_Try it_
Each entry below has to be written out again without any change.

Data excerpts

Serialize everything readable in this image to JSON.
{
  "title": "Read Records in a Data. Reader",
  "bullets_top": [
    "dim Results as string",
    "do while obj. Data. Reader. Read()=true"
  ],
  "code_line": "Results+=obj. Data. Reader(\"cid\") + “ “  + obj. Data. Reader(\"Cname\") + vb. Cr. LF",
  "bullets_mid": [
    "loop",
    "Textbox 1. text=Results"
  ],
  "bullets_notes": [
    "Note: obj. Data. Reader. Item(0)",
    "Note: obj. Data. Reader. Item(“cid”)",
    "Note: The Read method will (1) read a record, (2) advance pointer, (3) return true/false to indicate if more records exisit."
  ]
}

_Answer for this exercise_
Serialize everything readable in this image to JSON.
{
  "title": "Read Records in a Data. Reader",
  "bullets_top": [
    "dim Results as string",
    "do while obj. Data. Reader. Read()=true"
  ],
  "code_line": "Results+=obj. Data. Reader(\"cid\") + “ “  + obj. Data. Reader(\"Cname\") + vb. Cr. LF",
  "bullets_mid": [
    "loop",
    "Textbox 1. text=Results"
  ],
  "bullets_notes": [
    "Note: obj. Data. Reader. Item(0)",
    "Note: obj. Data. Reader. Item(“cid”)",
    "Note: The Read method will (1) read a record, (2) advance pointer, (3) return true/false to indicate if more records exisit."
  ]
}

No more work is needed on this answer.